§ WORK TO COMPLETE: Examine each line of the data, and copy the ones containing "active".

§ EXERCISE INPUTS:

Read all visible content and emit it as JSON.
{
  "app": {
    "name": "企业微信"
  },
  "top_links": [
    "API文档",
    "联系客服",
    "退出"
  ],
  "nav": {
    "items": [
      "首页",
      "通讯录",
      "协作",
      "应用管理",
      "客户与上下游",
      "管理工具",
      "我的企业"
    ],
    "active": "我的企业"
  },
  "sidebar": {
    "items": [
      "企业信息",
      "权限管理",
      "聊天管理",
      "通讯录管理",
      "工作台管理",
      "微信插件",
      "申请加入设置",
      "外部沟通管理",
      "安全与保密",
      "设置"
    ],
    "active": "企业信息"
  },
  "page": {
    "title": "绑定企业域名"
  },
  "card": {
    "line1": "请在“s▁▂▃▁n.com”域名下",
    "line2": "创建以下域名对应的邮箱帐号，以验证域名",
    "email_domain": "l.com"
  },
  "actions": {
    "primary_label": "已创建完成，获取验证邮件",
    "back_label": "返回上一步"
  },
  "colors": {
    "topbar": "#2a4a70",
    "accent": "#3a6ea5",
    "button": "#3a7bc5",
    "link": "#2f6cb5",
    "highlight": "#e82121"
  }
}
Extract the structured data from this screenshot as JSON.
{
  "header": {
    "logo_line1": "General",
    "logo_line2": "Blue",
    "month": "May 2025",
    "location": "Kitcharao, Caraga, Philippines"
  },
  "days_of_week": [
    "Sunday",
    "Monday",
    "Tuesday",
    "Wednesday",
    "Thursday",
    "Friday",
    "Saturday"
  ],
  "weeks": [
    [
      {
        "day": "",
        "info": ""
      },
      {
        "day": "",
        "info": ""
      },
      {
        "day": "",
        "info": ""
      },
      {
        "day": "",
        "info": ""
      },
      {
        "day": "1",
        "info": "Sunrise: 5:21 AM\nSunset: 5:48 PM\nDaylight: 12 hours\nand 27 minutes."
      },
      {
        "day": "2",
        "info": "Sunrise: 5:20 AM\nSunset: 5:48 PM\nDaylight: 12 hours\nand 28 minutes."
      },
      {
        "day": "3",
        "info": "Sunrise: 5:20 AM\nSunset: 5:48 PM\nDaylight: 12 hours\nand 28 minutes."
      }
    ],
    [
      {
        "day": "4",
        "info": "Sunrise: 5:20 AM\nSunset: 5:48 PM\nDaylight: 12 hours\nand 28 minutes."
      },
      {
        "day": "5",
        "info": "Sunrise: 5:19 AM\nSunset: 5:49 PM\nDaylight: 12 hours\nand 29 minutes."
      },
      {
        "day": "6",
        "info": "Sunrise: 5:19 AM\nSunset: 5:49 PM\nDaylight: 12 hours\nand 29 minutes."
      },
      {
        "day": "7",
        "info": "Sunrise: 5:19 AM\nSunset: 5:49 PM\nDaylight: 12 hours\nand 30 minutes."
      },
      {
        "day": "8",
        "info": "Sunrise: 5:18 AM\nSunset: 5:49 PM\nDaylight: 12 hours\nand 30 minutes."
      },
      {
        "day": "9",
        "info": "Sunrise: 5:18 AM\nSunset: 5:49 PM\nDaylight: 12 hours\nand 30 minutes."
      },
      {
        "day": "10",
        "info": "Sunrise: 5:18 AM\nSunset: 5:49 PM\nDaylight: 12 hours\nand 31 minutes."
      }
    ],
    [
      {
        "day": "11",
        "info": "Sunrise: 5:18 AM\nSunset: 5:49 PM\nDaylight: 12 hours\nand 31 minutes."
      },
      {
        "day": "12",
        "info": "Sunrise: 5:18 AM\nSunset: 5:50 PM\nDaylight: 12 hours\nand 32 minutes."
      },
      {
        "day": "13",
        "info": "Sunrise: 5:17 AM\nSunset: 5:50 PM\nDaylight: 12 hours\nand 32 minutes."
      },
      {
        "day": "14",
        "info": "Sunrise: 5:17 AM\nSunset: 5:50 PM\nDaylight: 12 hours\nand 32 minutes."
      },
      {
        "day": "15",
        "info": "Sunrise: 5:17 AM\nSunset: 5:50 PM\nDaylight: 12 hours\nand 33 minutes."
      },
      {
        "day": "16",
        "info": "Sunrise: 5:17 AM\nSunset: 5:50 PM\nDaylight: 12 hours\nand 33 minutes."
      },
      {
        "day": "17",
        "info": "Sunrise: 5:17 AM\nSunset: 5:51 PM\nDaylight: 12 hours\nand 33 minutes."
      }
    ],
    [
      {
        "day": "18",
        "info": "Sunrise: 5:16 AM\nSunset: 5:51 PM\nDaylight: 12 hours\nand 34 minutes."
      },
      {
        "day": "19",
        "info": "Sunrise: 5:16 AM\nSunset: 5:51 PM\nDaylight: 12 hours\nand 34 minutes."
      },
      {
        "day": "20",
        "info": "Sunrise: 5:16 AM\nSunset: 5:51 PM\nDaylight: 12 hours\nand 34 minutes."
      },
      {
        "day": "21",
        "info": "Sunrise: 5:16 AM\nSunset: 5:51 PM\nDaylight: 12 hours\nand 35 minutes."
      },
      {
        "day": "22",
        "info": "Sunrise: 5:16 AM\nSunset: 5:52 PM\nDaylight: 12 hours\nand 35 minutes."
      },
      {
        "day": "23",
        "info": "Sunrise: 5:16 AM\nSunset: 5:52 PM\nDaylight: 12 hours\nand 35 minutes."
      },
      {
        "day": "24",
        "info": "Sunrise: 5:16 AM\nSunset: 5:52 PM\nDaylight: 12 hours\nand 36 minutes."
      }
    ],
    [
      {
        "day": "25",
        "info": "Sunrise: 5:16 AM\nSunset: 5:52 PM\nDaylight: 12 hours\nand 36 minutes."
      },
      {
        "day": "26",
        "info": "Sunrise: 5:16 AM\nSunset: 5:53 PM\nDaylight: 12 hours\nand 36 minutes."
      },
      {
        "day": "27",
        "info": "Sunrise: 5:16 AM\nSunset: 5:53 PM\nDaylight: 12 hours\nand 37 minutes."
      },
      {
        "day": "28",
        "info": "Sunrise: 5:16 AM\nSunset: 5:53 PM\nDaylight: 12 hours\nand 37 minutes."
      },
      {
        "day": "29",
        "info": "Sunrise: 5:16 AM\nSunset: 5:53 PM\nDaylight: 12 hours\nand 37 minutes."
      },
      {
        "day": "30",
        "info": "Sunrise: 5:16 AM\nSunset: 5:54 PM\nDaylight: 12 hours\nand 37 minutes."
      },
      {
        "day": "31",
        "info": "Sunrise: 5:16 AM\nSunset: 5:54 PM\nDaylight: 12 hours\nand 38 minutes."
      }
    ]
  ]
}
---
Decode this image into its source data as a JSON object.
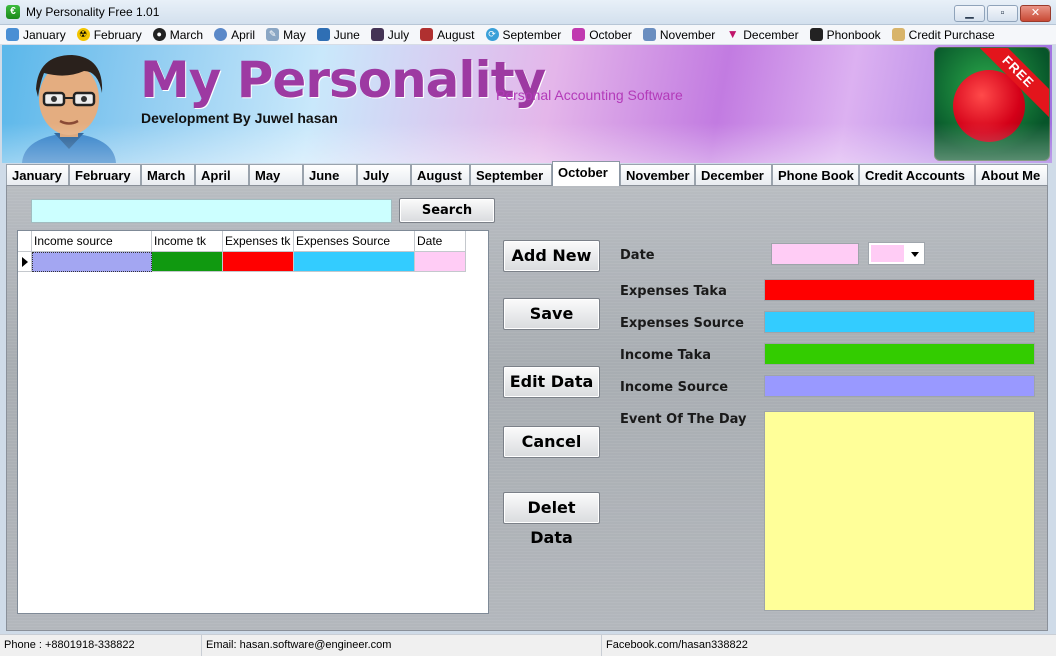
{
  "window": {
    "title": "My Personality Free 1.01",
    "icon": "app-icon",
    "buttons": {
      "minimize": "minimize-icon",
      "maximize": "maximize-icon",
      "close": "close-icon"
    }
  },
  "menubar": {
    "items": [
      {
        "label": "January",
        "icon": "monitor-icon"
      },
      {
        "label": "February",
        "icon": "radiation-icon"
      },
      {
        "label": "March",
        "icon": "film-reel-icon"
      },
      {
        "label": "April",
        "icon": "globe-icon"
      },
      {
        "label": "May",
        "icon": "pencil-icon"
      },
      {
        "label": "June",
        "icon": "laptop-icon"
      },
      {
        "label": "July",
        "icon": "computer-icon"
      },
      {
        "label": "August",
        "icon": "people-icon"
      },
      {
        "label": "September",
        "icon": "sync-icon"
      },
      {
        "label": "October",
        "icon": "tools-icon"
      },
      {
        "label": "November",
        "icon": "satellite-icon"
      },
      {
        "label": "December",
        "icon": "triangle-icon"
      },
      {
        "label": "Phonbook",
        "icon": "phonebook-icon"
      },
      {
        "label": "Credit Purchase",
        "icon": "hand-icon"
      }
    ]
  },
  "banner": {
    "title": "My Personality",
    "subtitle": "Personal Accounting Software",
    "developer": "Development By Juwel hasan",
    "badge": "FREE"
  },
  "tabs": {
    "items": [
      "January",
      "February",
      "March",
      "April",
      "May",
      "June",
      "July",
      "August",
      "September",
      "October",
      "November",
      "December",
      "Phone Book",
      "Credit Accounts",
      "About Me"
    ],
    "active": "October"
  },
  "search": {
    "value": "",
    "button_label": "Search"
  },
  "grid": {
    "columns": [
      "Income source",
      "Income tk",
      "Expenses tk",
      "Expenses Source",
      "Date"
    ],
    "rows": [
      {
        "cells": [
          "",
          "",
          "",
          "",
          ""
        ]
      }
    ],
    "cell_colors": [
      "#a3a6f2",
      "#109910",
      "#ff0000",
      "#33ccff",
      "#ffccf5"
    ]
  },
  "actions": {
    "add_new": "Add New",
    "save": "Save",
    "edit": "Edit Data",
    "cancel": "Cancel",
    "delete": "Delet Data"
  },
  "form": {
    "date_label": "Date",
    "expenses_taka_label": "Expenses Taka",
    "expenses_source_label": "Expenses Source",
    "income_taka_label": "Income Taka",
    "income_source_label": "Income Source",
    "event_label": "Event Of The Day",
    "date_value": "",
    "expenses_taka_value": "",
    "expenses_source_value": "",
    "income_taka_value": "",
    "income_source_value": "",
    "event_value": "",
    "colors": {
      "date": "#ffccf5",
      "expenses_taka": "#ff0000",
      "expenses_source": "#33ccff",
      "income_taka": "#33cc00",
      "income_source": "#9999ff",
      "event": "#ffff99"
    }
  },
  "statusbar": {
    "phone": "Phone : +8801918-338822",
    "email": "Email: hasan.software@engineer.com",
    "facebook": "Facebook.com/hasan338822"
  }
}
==
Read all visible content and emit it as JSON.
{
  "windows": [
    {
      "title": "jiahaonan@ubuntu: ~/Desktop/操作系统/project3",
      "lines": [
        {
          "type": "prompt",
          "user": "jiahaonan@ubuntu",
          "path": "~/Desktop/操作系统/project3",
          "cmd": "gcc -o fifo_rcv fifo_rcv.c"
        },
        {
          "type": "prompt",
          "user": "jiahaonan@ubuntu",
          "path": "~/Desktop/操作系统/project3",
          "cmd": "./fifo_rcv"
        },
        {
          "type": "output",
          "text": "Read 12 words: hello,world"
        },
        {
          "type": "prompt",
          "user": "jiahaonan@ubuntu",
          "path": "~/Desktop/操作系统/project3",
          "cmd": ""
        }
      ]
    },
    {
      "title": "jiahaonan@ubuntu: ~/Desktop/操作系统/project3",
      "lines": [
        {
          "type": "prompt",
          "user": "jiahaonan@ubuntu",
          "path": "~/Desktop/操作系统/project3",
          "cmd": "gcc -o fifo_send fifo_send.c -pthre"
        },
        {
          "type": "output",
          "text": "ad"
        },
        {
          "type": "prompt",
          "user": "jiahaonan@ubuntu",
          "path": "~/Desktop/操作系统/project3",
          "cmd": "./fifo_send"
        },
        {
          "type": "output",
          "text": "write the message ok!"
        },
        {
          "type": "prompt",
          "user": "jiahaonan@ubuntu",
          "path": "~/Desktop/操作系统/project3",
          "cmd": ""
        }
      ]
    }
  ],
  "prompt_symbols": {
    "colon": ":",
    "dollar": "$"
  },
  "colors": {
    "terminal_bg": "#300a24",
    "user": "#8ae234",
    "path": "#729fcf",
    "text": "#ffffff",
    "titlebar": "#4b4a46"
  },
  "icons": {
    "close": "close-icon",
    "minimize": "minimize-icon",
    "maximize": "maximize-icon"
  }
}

§ WRITTEN ANSWER:
    "active": "我的企业"
    "active": "企业信息"
    "active": "October"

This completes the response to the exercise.